We are asked to read the poem a few times, making notes of the feelings and ideas that emerge, how we respond to it and what it means to us and the mental images that arise. Then we are to think how to interpret this visually.
After searching high and low for a suitable poem (I haven’t studied poetry since my high school years so I’m woefully out of practise) I settled on Robert Frost’s Leaves Compared with Flowers.
Robert Frost (March 26, 1874 – January 29, 1963) was an American poet and Pulitzer prize winner for poetry. His initial works were published in England and then only later in America. He experienced lots of grief and loss in his life. His father died of TB when he was 8, his mother died of cancer and his sister was committed to a mental institution where she too later died. Both he and his wife suffered from depression. Four of his children predeceased him, one from cholera, one after child birth, one after giving birth to her own child and one committed suicide.
Leaves Compared with Flowers by Robert Frost
A tree’s leaves may be ever so good,
So may its bar, so may its wood;
But unless you put the right thing to its root
It never will show much flower or fruit.
But I may be one who does not care
Ever to have tree bloom or bear.
Leaves for smooth and bark for rough,
Leaves and bark may be tree enough.
Some giant trees have bloom so small
They might as well have none at all.
Late in life I have come on fern.
Now lichens are due to have their turn.
I bade men tell me which in brief,
Which is fairer, flower or leaf.
They did not have the wit to say,
Leaves by night and flowers by day.
Leaves and bar, leaves and bark,
To lean against and hear in the dark.
Petals I may have once pursued.
Leaves are all my darker mood.
Initially what stands out for me visually are the visual prompts of the poem: leaves, bark, fruit, flowers, fern, lichen, giant tree, men, petals and time of day. It is a also poem of opposites – rough/smooth; leaves/petals; flowers/trees; giant trees/lichen. I believe it is about the poet’s experiences in his life that have led him down the road of depression to have an affinity for the darker aspects of his life which are represented in the bark and leaves.
My interpretation of this poem is that it is one of sincerity and disillusionment in mankind and the flowers and leaves are metaphors for people. In the first verse, the reference to ‘put(ing) the right thing to its root/It never will show much flower or fruit’ can be linked to a Biblical reference: Make a tree good and its fruit will be good, or make a tree bad and its fruit will be bad, for a tree is recognized by its fruit (Matthew 12:33 ). A person’s character depends very much upon his upbringing. A lot of love goes into raising a child (or a tree). The second verse hints at personal experiences, disillusionment has set in. Superficiality in mankind is not a prized attribute. The mad chase for achievement in life (giant trees = today’s yuppies) is followed by simpler needs when one ages (the fern and lichen). And for me this is where the poet’s depression sets in ‘Now lichens are due to have their turn.’ Man is fickle, wavering in opinions, not having the courage of their own convictions. The mood then shifts once more when the poet says ‘Petals I may have once pursued./Leaves are all my darker mood.’ Once he was optimistic and enjoyed the company of frivolous people, but now he is given over to his depression.

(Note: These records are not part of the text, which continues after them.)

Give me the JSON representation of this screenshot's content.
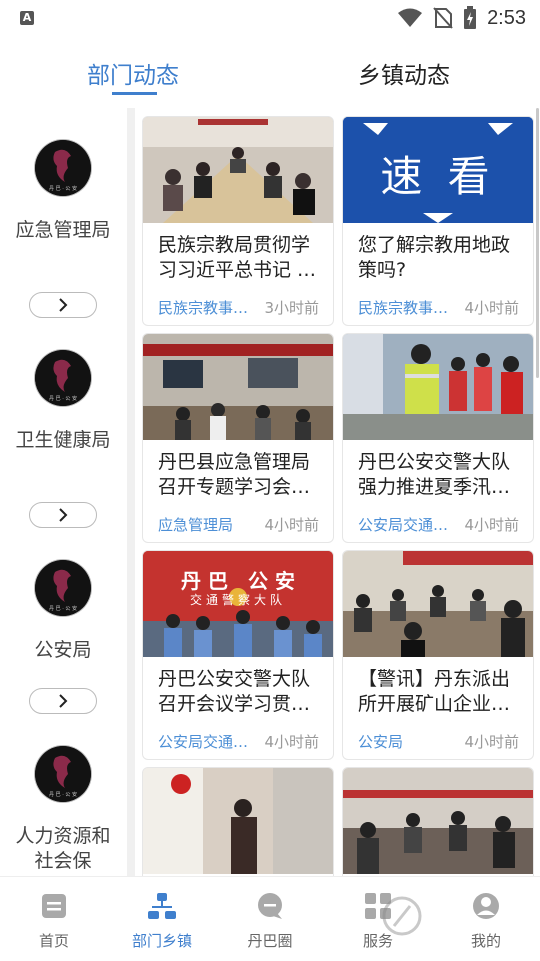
{
  "status_bar": {
    "time": "2:53",
    "left_icon_letter": "A"
  },
  "top_tabs": [
    {
      "label": "部门动态",
      "active": true
    },
    {
      "label": "乡镇动态",
      "active": false
    }
  ],
  "sidebar": {
    "items": [
      {
        "label": "应急管理局"
      },
      {
        "label": "卫生健康局"
      },
      {
        "label": "公安局"
      },
      {
        "label": "人力资源和社会保"
      }
    ]
  },
  "cards": [
    {
      "title": "民族宗教局贯彻学习习近平总书记 …",
      "source": "民族宗教事…",
      "time": "3小时前"
    },
    {
      "title": "您了解宗教用地政策吗?",
      "source": "民族宗教事…",
      "time": "4小时前",
      "banner_text": "速 看"
    },
    {
      "title": "丹巴县应急管理局召开专题学习会…",
      "source": "应急管理局",
      "time": "4小时前"
    },
    {
      "title": "丹巴公安交警大队强力推进夏季汛…",
      "source": "公安局交通…",
      "time": "4小时前"
    },
    {
      "title": "丹巴公安交警大队召开会议学习贯…",
      "source": "公安局交通…",
      "time": "4小时前",
      "banner_text": "丹 巴　公 安",
      "banner_sub": "交通警察大队"
    },
    {
      "title": "【警讯】丹东派出所开展矿山企业…",
      "source": "公安局",
      "time": "4小时前"
    },
    {
      "title": "",
      "source": "",
      "time": ""
    },
    {
      "title": "",
      "source": "",
      "time": ""
    }
  ],
  "bottom_nav": [
    {
      "label": "首页",
      "icon": "home-doc-icon",
      "active": false
    },
    {
      "label": "部门乡镇",
      "icon": "org-chart-icon",
      "active": true
    },
    {
      "label": "丹巴圈",
      "icon": "chat-bubble-icon",
      "active": false
    },
    {
      "label": "服务",
      "icon": "grid-apps-icon",
      "active": false
    },
    {
      "label": "我的",
      "icon": "user-icon",
      "active": false
    }
  ],
  "colors": {
    "accent": "#3f7fcd",
    "source_blue": "#4d8fd6",
    "time_gray": "#999999"
  }
}
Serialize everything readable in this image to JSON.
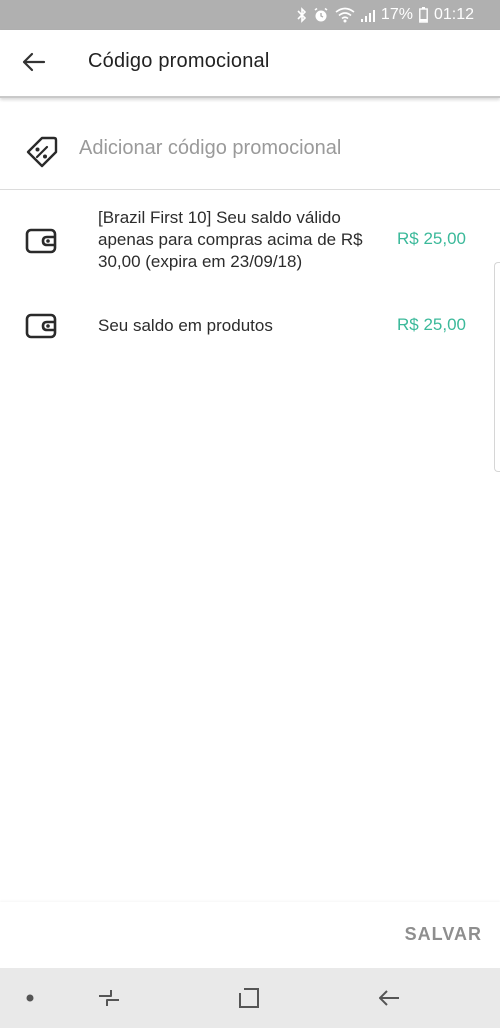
{
  "status_bar": {
    "battery_percent": "17%",
    "time": "01:12",
    "icons": [
      "bluetooth-icon",
      "alarm-icon",
      "wifi-icon",
      "signal-icon",
      "battery-icon"
    ]
  },
  "header": {
    "title": "Código promocional",
    "back_icon": "arrow-left-icon"
  },
  "promo": {
    "placeholder": "Adicionar código promocional",
    "icon": "discount-tag-icon"
  },
  "credits": [
    {
      "description": "[Brazil First 10] Seu saldo válido apenas para compras acima de R$ 30,00 (expira em 23/09/18)",
      "amount": "R$ 25,00",
      "icon": "wallet-icon"
    },
    {
      "description": "Seu saldo em produtos",
      "amount": "R$ 25,00",
      "icon": "wallet-icon"
    }
  ],
  "footer": {
    "save_label": "SALVAR"
  },
  "nav_bar": {
    "items": [
      "dot-icon",
      "recent-apps-icon",
      "home-icon",
      "back-icon"
    ]
  },
  "colors": {
    "accent": "#3bb99a",
    "status_bar": "#b0b0b0",
    "nav_bar": "#e9e9e9"
  }
}
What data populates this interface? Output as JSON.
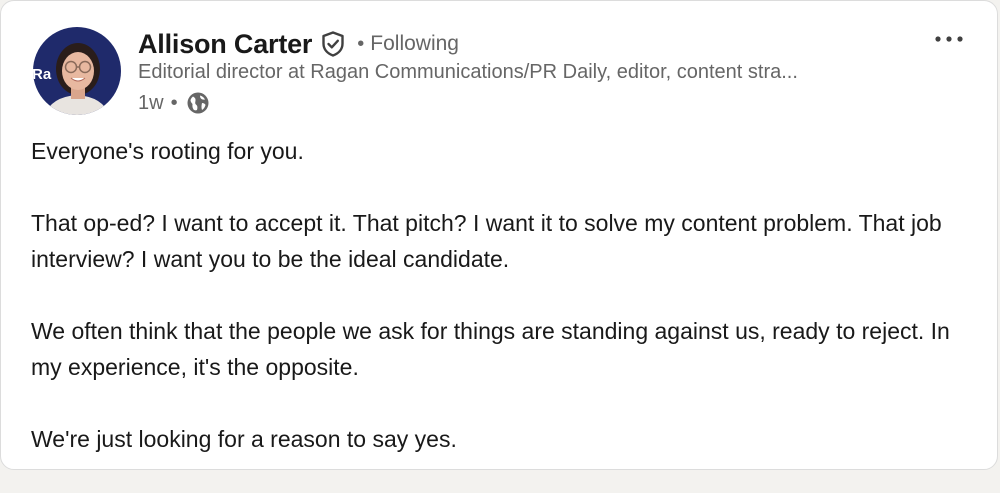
{
  "post": {
    "author": {
      "name": "Allison Carter",
      "follow_status": "Following",
      "headline": "Editorial director at Ragan Communications/PR Daily, editor, content stra...",
      "avatar_backdrop_text": "Ra",
      "verified_icon": "verified-shield-icon"
    },
    "meta": {
      "age": "1w",
      "separator": "•",
      "visibility_icon": "globe-icon"
    },
    "name_separator": "•",
    "more_icon": "ellipsis-icon",
    "paragraphs": [
      "Everyone's rooting for you.",
      "That op-ed? I want to accept it. That pitch? I want it to solve my content problem. That job interview? I want you to be the ideal candidate.",
      "We often think that the people we ask for things are standing against us, ready to reject. In my experience, it's the opposite.",
      "We're just looking for a reason to say yes."
    ]
  },
  "colors": {
    "primary_text": "#191919",
    "secondary_text": "#666666",
    "card_background": "#ffffff",
    "avatar_backdrop": "#1f2a6b"
  }
}
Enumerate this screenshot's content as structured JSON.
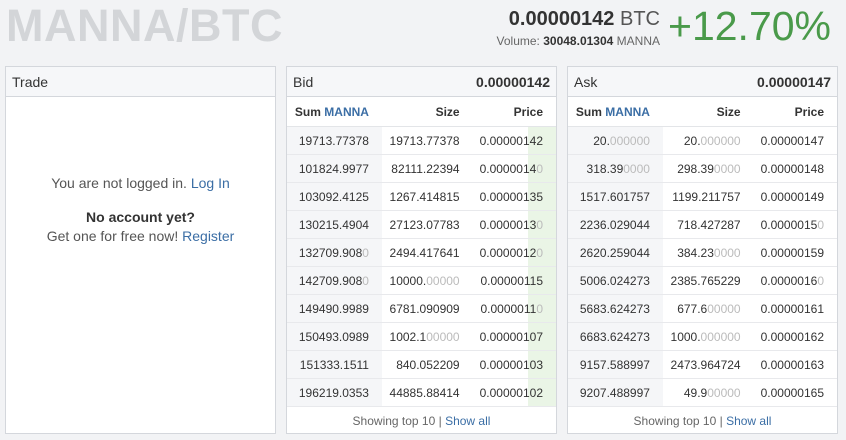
{
  "header": {
    "pair": "MANNA/BTC",
    "last_price": "0.00000142",
    "last_currency": "BTC",
    "volume_label": "Volume:",
    "volume_value": "30048.01304",
    "volume_currency": "MANNA",
    "change": "+12.70%"
  },
  "colors": {
    "positive": "#4a9a4a",
    "link": "#3b6ea5",
    "depth": "#eaf5e6"
  },
  "trade": {
    "title": "Trade",
    "not_logged_text": "You are not logged in.",
    "login_link": "Log In",
    "no_account": "No account yet?",
    "get_one_text": "Get one for free now!",
    "register_link": "Register"
  },
  "bid": {
    "title": "Bid",
    "best": "0.00000142",
    "columns": {
      "sum_prefix": "Sum",
      "sum_currency": "MANNA",
      "size": "Size",
      "price": "Price"
    },
    "rows": [
      {
        "sum": "19713.77378",
        "size": "19713.77378",
        "price": "0.00000142"
      },
      {
        "sum": "101824.9977",
        "size": "82111.22394",
        "price": "0.00000140"
      },
      {
        "sum": "103092.4125",
        "size": "1267.414815",
        "price": "0.00000135"
      },
      {
        "sum": "130215.4904",
        "size": "27123.07783",
        "price": "0.00000130"
      },
      {
        "sum": "132709.9080",
        "size": "2494.417641",
        "price": "0.00000120"
      },
      {
        "sum": "142709.9080",
        "size": "10000.00000",
        "price": "0.00000115"
      },
      {
        "sum": "149490.9989",
        "size": "6781.090909",
        "price": "0.00000110"
      },
      {
        "sum": "150493.0989",
        "size": "1002.100000",
        "price": "0.00000107"
      },
      {
        "sum": "151333.1511",
        "size": "840.052209",
        "price": "0.00000103"
      },
      {
        "sum": "196219.0353",
        "size": "44885.88414",
        "price": "0.00000102"
      }
    ],
    "footer_text": "Showing top 10 |",
    "show_all": "Show all"
  },
  "ask": {
    "title": "Ask",
    "best": "0.00000147",
    "columns": {
      "sum_prefix": "Sum",
      "sum_currency": "MANNA",
      "size": "Size",
      "price": "Price"
    },
    "rows": [
      {
        "sum": "20.000000",
        "size": "20.000000",
        "price": "0.00000147"
      },
      {
        "sum": "318.390000",
        "size": "298.390000",
        "price": "0.00000148"
      },
      {
        "sum": "1517.601757",
        "size": "1199.211757",
        "price": "0.00000149"
      },
      {
        "sum": "2236.029044",
        "size": "718.427287",
        "price": "0.00000150"
      },
      {
        "sum": "2620.259044",
        "size": "384.230000",
        "price": "0.00000159"
      },
      {
        "sum": "5006.024273",
        "size": "2385.765229",
        "price": "0.00000160"
      },
      {
        "sum": "5683.624273",
        "size": "677.600000",
        "price": "0.00000161"
      },
      {
        "sum": "6683.624273",
        "size": "1000.000000",
        "price": "0.00000162"
      },
      {
        "sum": "9157.588997",
        "size": "2473.964724",
        "price": "0.00000163"
      },
      {
        "sum": "9207.488997",
        "size": "49.900000",
        "price": "0.00000165"
      }
    ],
    "footer_text": "Showing top 10 |",
    "show_all": "Show all"
  }
}
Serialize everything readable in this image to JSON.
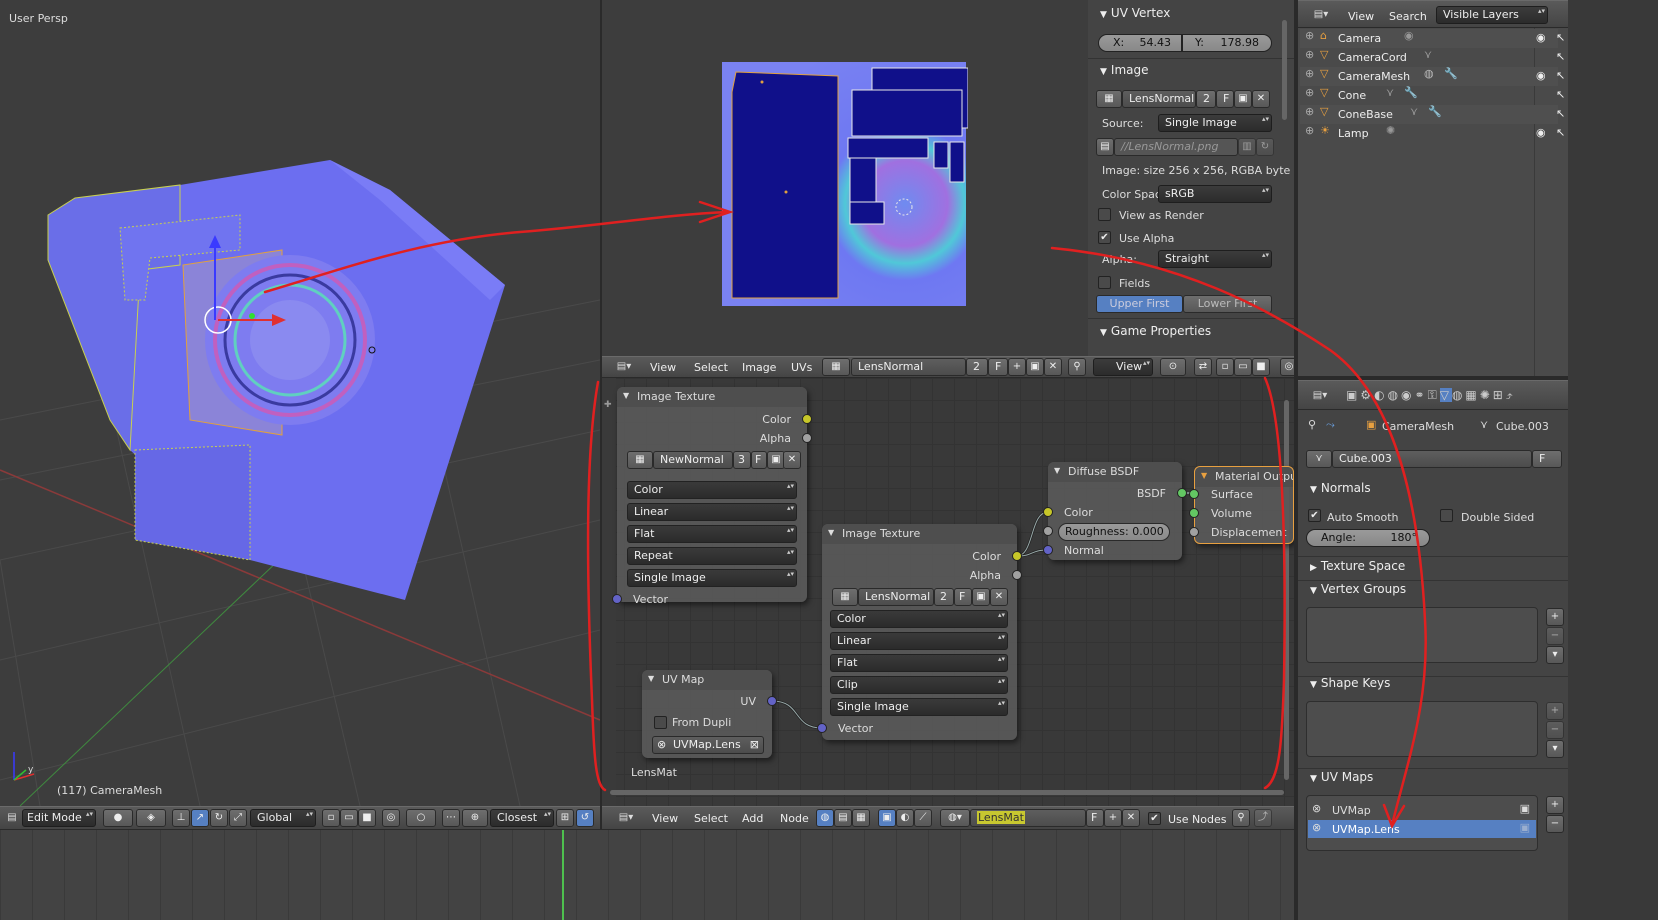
{
  "viewport3d": {
    "title": "User Persp",
    "object_info": "(117) CameraMesh",
    "axis_y": "y"
  },
  "header3d": {
    "mode": "Edit Mode",
    "orientation": "Global",
    "snap": "Closest"
  },
  "uv_header": {
    "menus": [
      "View",
      "Select",
      "Image",
      "UVs"
    ],
    "image_name": "LensNormal",
    "image_users": "2",
    "fake_user": "F",
    "view_label": "View"
  },
  "uv_vertex": {
    "title": "UV Vertex",
    "x_label": "X:",
    "x_value": "54.43",
    "y_label": "Y:",
    "y_value": "178.98"
  },
  "image_panel": {
    "title": "Image",
    "image_name": "LensNormal",
    "users": "2",
    "fake": "F",
    "source_label": "Source:",
    "source_value": "Single Image",
    "filepath": "//LensNormal.png",
    "info": "Image: size 256 x 256, RGBA byte",
    "colorspace_label": "Color Spac",
    "colorspace_value": "sRGB",
    "view_as_render": "View as Render",
    "use_alpha": "Use Alpha",
    "alpha_label": "Alpha:",
    "alpha_value": "Straight",
    "fields": "Fields",
    "upper_first": "Upper First",
    "lower_first": "Lower First",
    "game_properties": "Game Properties"
  },
  "outliner": {
    "menus": [
      "View",
      "Search"
    ],
    "filter": "Visible Layers",
    "items": [
      "Camera",
      "CameraCord",
      "CameraMesh",
      "Cone",
      "ConeBase",
      "Lamp"
    ]
  },
  "properties": {
    "breadcrumb_object": "CameraMesh",
    "breadcrumb_mesh": "Cube.003",
    "mesh_name": "Cube.003",
    "fake": "F",
    "normals_title": "Normals",
    "auto_smooth": "Auto Smooth",
    "double_sided": "Double Sided",
    "angle_label": "Angle:",
    "angle_value": "180°",
    "texture_space": "Texture Space",
    "vertex_groups": "Vertex Groups",
    "shape_keys": "Shape Keys",
    "uv_maps_title": "UV Maps",
    "uv_maps": [
      "UVMap",
      "UVMap.Lens"
    ]
  },
  "node_header": {
    "menus": [
      "View",
      "Select",
      "Add",
      "Node"
    ],
    "material": "LensMat",
    "fake": "F",
    "use_nodes": "Use Nodes"
  },
  "nodes": {
    "tex1": {
      "title": "Image Texture",
      "out_color": "Color",
      "out_alpha": "Alpha",
      "image": "NewNormal",
      "users": "3",
      "fake": "F",
      "color": "Color",
      "interp": "Linear",
      "proj": "Flat",
      "ext": "Repeat",
      "source": "Single Image",
      "vector": "Vector"
    },
    "tex2": {
      "title": "Image Texture",
      "out_color": "Color",
      "out_alpha": "Alpha",
      "image": "LensNormal",
      "users": "2",
      "fake": "F",
      "color": "Color",
      "interp": "Linear",
      "proj": "Flat",
      "ext": "Clip",
      "source": "Single Image",
      "vector": "Vector"
    },
    "uvmap": {
      "title": "UV Map",
      "out_uv": "UV",
      "from_dupli": "From Dupli",
      "map": "UVMap.Lens"
    },
    "diffuse": {
      "title": "Diffuse BSDF",
      "out_bsdf": "BSDF",
      "color": "Color",
      "roughness": "Roughness: 0.000",
      "normal": "Normal"
    },
    "output": {
      "title": "Material Outpu",
      "surface": "Surface",
      "volume": "Volume",
      "displacement": "Displacement"
    },
    "frame_label": "LensMat"
  }
}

Bible Gateway [online]. Available from: https://www.biblegateway.com/passage/?search=Matthew+12:33-37 [Accessed 26, 2015]